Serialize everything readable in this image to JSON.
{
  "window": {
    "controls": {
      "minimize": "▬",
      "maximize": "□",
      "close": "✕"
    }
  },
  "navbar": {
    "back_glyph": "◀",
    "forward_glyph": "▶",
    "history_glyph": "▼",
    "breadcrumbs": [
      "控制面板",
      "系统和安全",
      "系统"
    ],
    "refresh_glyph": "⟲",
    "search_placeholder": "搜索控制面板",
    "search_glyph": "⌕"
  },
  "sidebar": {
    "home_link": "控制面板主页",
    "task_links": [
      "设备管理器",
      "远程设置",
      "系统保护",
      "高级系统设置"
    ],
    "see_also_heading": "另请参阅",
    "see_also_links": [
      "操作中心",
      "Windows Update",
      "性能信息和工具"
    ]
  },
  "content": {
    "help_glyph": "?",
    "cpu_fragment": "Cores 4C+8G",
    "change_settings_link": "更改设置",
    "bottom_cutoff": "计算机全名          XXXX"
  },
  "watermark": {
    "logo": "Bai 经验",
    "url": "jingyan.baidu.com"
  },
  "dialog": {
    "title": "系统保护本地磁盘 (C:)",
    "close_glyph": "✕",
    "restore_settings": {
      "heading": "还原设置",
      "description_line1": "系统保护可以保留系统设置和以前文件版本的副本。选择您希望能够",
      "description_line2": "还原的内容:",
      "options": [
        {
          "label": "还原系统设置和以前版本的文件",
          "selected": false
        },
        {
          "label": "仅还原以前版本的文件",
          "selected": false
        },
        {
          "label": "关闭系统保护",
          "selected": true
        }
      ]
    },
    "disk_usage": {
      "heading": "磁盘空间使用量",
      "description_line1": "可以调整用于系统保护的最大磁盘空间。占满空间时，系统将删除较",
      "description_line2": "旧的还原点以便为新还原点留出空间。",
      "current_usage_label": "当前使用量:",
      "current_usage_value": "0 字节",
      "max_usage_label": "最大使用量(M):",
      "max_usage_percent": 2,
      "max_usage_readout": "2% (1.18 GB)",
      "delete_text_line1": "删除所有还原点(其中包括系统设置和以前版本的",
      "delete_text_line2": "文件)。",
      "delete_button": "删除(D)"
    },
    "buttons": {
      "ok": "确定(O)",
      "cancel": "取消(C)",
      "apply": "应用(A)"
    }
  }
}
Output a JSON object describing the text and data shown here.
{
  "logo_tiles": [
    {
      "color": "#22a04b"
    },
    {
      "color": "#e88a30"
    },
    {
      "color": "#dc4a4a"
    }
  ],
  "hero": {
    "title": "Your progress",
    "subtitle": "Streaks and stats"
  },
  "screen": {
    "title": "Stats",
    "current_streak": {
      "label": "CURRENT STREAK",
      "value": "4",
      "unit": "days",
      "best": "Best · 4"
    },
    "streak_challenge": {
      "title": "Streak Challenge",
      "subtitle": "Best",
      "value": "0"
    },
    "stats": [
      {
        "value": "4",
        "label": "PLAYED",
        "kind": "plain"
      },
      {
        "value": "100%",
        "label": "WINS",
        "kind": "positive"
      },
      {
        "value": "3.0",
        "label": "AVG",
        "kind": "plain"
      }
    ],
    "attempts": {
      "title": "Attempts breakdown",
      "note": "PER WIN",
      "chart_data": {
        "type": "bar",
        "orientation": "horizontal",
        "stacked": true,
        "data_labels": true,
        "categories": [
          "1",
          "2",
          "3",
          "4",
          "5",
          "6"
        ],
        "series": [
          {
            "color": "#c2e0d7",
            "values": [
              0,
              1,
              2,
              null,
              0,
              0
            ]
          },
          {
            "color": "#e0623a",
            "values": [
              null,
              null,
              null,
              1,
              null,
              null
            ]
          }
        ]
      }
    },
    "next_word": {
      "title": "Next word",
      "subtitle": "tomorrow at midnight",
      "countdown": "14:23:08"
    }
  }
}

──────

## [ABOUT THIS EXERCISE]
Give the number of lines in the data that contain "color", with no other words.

## [RESPONSE TO THIS TASK]
5